─── SUPPLIED MATERIAL ───

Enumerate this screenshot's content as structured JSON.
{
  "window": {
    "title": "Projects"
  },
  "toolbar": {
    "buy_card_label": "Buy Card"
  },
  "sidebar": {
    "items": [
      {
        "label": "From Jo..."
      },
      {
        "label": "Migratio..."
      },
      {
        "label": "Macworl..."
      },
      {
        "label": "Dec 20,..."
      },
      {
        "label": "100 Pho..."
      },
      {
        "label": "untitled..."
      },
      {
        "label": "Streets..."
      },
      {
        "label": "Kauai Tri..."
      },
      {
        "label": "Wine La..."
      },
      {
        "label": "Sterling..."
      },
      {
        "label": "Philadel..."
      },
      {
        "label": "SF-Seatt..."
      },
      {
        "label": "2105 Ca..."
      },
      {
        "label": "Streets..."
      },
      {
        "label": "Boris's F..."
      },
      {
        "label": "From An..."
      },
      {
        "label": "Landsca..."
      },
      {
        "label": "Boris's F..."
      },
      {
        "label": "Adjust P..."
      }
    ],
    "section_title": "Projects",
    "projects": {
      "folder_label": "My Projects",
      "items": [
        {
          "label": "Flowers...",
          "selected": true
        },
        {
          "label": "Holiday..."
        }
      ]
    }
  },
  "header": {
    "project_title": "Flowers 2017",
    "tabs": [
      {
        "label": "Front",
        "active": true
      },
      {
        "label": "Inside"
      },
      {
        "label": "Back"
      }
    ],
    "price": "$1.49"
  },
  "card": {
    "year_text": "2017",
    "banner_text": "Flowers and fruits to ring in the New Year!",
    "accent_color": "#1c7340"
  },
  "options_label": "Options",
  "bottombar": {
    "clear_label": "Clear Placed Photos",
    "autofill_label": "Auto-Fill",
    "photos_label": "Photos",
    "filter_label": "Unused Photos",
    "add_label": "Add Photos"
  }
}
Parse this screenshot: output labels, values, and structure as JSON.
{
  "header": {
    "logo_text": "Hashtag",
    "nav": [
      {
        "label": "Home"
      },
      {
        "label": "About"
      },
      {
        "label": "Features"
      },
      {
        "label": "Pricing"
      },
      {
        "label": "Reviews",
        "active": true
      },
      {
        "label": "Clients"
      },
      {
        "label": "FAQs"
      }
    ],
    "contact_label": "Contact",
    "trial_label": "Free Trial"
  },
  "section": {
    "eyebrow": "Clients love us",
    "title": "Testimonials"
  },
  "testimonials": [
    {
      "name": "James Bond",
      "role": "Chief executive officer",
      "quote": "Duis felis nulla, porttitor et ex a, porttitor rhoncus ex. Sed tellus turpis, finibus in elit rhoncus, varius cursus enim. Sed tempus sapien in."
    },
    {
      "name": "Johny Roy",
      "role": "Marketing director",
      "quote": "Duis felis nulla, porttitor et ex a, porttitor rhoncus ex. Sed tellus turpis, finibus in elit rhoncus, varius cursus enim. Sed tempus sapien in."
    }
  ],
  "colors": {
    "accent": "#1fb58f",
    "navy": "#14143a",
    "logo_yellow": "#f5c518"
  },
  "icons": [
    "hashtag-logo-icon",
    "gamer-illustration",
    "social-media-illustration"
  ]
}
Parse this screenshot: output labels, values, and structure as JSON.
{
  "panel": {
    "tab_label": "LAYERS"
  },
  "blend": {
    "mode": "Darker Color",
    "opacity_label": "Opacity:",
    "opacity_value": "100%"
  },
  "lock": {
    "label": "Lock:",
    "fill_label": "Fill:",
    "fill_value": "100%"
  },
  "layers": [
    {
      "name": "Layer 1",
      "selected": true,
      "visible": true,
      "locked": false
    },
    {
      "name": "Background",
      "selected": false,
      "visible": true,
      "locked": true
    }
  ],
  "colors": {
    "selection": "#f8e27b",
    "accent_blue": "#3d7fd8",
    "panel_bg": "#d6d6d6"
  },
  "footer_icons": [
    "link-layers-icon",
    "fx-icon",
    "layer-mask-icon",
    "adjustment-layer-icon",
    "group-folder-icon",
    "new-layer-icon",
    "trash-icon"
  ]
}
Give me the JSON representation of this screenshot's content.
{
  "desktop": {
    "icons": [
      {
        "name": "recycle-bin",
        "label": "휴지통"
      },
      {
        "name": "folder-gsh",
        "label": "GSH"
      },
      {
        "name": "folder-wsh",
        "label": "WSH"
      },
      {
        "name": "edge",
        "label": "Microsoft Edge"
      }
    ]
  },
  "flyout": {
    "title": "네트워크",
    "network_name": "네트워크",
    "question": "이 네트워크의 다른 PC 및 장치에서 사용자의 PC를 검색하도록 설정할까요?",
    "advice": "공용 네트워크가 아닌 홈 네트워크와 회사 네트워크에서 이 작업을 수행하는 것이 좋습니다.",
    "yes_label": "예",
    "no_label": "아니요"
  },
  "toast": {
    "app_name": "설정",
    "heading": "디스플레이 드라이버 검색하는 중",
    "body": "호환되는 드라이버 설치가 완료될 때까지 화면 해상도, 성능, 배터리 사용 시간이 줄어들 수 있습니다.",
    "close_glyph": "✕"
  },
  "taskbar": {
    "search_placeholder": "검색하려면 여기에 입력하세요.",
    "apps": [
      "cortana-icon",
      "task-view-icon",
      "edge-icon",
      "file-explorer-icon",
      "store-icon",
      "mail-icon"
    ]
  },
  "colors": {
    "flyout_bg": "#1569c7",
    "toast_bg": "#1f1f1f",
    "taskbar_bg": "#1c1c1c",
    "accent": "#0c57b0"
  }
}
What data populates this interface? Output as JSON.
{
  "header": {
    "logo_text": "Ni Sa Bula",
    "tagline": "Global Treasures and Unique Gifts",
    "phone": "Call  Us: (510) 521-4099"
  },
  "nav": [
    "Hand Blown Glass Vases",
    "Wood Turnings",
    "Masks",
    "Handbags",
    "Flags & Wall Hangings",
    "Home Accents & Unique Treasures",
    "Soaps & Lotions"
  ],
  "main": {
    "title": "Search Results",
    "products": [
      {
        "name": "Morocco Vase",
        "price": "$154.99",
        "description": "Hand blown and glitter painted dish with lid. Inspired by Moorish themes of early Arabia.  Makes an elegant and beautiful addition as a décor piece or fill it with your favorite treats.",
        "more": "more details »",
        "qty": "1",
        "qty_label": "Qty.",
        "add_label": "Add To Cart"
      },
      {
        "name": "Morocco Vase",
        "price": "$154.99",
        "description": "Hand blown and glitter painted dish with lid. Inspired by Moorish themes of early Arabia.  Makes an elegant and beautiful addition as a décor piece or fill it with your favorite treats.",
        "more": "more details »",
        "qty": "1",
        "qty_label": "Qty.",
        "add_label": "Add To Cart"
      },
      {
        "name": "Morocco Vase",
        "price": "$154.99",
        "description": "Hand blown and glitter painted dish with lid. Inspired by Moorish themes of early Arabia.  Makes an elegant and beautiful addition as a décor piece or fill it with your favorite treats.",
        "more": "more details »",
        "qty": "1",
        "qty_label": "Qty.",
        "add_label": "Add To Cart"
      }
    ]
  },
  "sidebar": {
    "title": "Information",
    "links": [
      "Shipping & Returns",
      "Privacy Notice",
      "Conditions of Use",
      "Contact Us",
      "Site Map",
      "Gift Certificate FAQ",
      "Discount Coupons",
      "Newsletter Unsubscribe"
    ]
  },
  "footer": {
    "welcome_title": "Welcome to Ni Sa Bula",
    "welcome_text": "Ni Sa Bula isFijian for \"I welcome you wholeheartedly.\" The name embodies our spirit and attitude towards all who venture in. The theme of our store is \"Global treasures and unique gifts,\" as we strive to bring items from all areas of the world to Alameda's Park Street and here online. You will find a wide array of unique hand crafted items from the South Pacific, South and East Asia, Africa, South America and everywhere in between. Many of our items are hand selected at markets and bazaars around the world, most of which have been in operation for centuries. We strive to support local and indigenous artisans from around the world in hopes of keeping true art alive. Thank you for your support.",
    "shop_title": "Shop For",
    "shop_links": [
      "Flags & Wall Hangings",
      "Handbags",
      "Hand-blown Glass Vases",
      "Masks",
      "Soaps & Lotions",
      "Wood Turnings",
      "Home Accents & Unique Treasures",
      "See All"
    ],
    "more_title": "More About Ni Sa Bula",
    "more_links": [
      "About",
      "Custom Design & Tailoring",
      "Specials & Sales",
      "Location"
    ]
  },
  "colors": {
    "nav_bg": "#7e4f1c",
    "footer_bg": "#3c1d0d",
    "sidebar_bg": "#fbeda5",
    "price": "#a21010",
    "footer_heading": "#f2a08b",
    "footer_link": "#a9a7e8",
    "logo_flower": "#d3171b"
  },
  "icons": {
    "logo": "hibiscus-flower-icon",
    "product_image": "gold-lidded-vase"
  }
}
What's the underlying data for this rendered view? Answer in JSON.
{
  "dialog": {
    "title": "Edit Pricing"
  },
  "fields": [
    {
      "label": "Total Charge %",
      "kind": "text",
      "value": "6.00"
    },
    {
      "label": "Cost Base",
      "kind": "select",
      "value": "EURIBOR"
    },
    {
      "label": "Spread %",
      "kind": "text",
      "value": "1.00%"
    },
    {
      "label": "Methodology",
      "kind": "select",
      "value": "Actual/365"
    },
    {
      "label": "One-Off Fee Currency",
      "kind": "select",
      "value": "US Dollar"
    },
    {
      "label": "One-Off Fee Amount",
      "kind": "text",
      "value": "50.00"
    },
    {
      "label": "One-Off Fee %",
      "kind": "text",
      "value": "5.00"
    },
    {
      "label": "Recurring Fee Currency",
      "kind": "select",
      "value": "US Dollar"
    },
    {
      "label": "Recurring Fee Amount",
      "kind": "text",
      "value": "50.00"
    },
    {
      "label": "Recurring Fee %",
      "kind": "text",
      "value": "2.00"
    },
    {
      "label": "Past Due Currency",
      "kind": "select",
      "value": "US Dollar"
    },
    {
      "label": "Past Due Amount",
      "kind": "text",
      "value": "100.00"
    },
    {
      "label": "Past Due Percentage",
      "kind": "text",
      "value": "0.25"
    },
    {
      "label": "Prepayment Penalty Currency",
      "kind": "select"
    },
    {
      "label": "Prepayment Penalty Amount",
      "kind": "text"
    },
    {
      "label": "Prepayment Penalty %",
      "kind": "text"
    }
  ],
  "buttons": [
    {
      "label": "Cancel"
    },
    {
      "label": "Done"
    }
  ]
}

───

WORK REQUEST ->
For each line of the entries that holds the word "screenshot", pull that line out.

PROBLEM SOLUTION ->
Enumerate this screenshot's content as structured JSON.
Parse this screenshot: output labels, values, and structure as JSON.
Parse this screenshot: output labels, values, and structure as JSON.
Give me the JSON representation of this screenshot's content.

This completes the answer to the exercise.